The “Least Bad” Option?

Chicanes are installed on many of the stages to slow the cars. FIA World Rally Championship, Rd11, Rallye Deutschland, Trier, Germany. Shakedown, 25 August 2005. DIGITAL IMAGE

When the news broke about a month ago about the possible introduction of “virtual chicanes”, my first instinct was to tear into the WRC with a strongly worded piece about how they were destroying the essence of rallying. In reality, however, it would have ended up being an angry tirade that offered little more than a long-winded gripe. In the weeks since this idea was introduced, I have had a chance to give the issue a proper think-over and maybe contribute something constructive to the discussion. I figured that this down-time over the holidays would be a good time to revisit the issue.

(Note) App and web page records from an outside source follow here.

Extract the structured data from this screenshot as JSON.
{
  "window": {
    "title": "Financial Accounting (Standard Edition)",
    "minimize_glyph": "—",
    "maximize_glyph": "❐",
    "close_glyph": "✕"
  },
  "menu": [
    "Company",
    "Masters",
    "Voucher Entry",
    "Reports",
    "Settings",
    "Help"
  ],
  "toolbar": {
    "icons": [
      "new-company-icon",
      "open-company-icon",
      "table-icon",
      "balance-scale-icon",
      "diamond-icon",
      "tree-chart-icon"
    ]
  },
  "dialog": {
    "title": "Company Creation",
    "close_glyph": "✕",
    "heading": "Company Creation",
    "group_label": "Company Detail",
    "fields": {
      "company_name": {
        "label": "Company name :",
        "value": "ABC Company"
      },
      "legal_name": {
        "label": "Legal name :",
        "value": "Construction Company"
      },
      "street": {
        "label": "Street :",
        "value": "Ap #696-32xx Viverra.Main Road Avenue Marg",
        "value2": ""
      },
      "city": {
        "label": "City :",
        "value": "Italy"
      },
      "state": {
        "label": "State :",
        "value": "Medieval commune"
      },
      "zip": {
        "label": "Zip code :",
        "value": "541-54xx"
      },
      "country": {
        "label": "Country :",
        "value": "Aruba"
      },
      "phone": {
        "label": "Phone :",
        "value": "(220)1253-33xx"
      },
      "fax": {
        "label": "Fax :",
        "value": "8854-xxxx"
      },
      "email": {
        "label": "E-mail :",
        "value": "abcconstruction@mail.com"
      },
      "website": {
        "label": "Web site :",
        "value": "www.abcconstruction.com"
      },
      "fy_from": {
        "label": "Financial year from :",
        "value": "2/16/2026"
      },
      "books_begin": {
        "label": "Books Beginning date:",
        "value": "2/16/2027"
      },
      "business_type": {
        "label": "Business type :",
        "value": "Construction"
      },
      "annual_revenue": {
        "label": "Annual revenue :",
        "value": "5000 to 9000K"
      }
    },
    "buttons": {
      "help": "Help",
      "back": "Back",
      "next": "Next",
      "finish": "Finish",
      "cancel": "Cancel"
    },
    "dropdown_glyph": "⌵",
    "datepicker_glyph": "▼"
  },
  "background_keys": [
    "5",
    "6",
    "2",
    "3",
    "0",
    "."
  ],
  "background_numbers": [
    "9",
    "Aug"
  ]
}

In case you’ve been living under a rock, here’s a brief explanation of the virtual chicane idea. Until now, rallies have used hay bales or some other object to create an artificial chicane in an effort to slow average speeds on stages. Unfortunately, rallying is stuck in a place where insurance underwriters have no way to quantify the safety of a rally other than the average speeds of the stages. It’s a flawed system at best that has led to issues over the years with stages being cancelled or negated when the winning time exceeds the “bogey time” which is the maximum average speed for the stage to be considered “safe”. The virtual chicane has been proposed as an alternative where “slow zones” or “stop zones” are created within the faster sections of a stage to keep the average speeds down.

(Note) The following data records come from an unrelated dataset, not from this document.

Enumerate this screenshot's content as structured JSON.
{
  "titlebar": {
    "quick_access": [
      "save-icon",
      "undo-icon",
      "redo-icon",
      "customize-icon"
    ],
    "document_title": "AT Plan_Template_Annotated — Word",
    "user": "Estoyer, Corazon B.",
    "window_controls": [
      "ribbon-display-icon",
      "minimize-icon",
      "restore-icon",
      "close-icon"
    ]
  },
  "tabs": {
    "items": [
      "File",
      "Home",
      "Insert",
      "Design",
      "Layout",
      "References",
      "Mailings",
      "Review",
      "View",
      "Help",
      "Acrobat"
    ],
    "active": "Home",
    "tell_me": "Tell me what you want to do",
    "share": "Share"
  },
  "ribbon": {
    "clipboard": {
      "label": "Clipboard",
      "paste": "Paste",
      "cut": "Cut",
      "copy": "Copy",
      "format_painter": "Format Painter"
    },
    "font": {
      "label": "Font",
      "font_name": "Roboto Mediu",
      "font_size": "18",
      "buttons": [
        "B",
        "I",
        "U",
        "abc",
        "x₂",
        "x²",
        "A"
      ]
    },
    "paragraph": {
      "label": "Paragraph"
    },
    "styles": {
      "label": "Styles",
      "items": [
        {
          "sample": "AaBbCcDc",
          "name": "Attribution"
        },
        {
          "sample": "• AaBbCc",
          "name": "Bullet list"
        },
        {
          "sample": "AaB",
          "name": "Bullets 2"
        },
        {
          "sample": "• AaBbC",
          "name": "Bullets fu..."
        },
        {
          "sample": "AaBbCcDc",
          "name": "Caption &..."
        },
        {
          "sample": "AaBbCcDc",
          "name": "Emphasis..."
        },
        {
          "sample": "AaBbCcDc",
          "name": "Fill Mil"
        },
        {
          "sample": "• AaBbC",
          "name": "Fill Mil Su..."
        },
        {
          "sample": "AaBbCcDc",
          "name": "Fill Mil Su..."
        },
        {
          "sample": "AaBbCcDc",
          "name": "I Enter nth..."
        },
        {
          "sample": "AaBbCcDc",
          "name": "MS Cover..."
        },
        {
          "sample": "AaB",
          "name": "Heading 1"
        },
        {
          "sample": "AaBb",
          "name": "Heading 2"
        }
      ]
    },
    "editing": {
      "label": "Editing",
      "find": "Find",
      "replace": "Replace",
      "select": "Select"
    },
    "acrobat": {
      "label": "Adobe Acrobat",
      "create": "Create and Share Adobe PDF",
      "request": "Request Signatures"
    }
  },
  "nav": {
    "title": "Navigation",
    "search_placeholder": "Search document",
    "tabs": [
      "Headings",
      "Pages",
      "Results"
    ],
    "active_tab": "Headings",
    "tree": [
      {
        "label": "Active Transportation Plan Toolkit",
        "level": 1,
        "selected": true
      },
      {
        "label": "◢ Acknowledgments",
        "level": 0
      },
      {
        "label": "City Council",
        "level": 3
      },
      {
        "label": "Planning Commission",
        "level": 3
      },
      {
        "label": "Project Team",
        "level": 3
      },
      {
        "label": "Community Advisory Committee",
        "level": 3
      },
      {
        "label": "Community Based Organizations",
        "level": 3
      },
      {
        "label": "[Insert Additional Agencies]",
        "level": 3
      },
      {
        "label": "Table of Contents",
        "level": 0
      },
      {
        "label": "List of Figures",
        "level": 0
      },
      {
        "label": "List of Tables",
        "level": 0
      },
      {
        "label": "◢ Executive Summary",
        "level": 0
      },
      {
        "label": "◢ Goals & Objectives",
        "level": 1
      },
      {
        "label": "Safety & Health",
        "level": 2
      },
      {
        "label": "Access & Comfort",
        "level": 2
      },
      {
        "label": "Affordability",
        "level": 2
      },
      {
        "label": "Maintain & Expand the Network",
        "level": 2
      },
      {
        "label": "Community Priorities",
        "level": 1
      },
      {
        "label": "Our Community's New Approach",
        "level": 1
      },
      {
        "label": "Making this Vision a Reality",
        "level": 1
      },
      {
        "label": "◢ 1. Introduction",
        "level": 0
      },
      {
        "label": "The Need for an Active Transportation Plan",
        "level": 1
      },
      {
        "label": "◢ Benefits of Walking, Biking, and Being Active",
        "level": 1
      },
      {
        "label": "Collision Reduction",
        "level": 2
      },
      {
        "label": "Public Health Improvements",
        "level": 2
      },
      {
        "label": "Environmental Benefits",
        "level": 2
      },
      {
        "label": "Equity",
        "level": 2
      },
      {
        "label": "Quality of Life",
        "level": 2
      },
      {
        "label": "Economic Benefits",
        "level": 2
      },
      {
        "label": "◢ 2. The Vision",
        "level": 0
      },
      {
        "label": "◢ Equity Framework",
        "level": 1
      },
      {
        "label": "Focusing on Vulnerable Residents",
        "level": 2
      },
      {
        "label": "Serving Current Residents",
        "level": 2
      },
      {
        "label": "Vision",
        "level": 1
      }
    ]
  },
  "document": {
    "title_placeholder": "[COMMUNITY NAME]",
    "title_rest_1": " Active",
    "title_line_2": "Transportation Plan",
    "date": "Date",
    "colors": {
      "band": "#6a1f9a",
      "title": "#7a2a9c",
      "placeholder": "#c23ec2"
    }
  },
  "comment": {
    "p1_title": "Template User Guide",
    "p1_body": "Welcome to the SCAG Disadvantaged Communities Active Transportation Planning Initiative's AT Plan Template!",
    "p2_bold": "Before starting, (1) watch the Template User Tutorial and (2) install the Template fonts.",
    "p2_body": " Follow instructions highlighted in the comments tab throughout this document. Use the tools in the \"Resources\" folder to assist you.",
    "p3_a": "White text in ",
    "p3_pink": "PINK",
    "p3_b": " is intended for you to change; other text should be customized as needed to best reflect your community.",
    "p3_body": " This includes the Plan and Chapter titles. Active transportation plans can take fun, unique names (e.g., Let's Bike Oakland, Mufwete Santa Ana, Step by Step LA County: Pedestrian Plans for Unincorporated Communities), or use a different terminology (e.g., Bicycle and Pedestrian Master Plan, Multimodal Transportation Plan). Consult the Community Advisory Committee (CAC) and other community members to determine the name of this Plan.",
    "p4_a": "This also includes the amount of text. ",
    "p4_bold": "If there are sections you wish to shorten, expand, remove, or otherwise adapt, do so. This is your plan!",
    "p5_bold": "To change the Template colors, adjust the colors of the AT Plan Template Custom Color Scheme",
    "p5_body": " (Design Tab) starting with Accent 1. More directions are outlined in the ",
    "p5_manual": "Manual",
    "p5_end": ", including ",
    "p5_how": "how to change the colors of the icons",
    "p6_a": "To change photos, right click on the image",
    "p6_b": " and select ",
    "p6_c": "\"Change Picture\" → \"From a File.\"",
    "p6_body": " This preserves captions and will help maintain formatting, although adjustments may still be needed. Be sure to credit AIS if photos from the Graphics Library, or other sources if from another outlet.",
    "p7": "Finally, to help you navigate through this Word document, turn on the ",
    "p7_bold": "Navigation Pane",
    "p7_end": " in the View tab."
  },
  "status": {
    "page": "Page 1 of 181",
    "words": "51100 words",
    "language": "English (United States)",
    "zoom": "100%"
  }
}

As I see it, this idea came out of two issues that were brought to light during Rally Australia. First, when a car blows the chicane and moves the hay bales out of the way, it creates an unfair advantage for the cars running behind. Also, as we saw with Sebastien Ogier in Rally Mexico this year, it creates a controversy regarding the car that cut the chicane possibly gaining an unfair advantage as well. Secondly, when the hay bales are moved, they need to be fixed, and that led to the disturbing incident where Andreas Mikkelsen came across a tractor in the middle of a live WRC stage and then crashed 2 corners later. Having virtual chicanes would in theory fix both of these problems. Believe it or not, rallying is not the first form of motorsport to attempt something like this. Back in 2015, the Nurburgring 24 hour sports car race placed speed restrictions on certain sections of the track to try to make the race safer. This was in response to a fatal accident when a Nissan GTR flew into a crowd of spectators during a warm-up race to the 24 hour event. Also, speed controlled zones within special stages have always been a part of cross country rallies such as the Dakar.

So… does it make sense? As much as I hate to say it, yes… on some levels, this idea makes sense. On paper, it seems like the easiest and safest way to satisfy the average speed limits for stages. Despite this, forcing a rally car to slow down or stop in the middle of the stage to achieve an arbitrary average speed measurement just doesn’t seem right. That’s not what rallying is about, especially the WRC which is supposed to be the pinnacle of the sport. So, if real chicanes are too unsafe and virtual chicanes are too fake, is there any solution out there? I think there may be one, and while it is not the most ideal solution, it may be the “lesser of two evils”. We’ve always been clamoring for longer stages in the WRC. However, one way to fix this average speed problem is to neutralize a long fast section of road by splitting the stage into 2 sections with a short transit in between the finish and start controls. By eliminating the fast section of road and turning it into a short transit, the average speed of the 1st stage could be brought down to an acceptable level. In addition, with the cars starting the 2nd stage from a stand-still, it should also fall within the average speed requirements. No, it’s not ideal because it breaks up the flow of the longer stages. However, it would be accomplishing the same average speed reduction that a slow-zone would, but in a way that is more true to the character of the sport. I don’t know about you, but I’d rather see two flat out 10km stages run back to back with a 1km transit in between instead of a 21km stage with a 1km slow-zone or complete stop stuck in the middle. Don’t get me wrong… neither situation is ideal for the sport, but if rallying is being forced to abide by arbitrary average speeds, this might be the best (or least bad) solution. If it means that we still get to see world rally cars going flat out over Ouninpohja without stopping in the middle of a live stage, albeit in 2 or 3 shorter sections, I’d take it.

Or… as another idea, let’s just make the next generation of world rally car RWD! That might solve the problem too! :-)

What do you think? Would you sacrifice the longer stages to prevent the introduction of slow-zones? Do you have another idea to get around this problem? How do you see this issue being resolved in the coming years?